Data for this exercise:
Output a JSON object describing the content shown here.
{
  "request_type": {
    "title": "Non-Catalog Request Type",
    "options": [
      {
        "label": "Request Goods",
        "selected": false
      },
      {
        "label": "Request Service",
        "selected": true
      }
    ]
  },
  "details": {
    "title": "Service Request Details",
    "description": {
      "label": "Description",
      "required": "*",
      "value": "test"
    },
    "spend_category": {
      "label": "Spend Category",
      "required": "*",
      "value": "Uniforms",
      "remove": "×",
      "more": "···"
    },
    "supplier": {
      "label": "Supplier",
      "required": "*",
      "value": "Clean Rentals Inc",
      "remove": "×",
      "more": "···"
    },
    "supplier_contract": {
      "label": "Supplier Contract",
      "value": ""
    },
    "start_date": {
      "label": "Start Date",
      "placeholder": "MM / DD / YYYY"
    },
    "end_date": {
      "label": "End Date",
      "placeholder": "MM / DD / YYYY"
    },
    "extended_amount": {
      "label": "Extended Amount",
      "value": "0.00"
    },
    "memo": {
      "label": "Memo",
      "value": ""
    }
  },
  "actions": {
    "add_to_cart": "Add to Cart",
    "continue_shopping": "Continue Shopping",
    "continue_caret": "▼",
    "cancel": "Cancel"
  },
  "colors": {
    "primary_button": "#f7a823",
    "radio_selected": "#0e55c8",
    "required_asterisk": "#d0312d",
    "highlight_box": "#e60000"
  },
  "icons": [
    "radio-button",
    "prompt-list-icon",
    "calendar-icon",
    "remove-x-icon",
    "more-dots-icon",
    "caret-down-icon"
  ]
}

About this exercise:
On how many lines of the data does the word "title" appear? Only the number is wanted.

Finished task:
2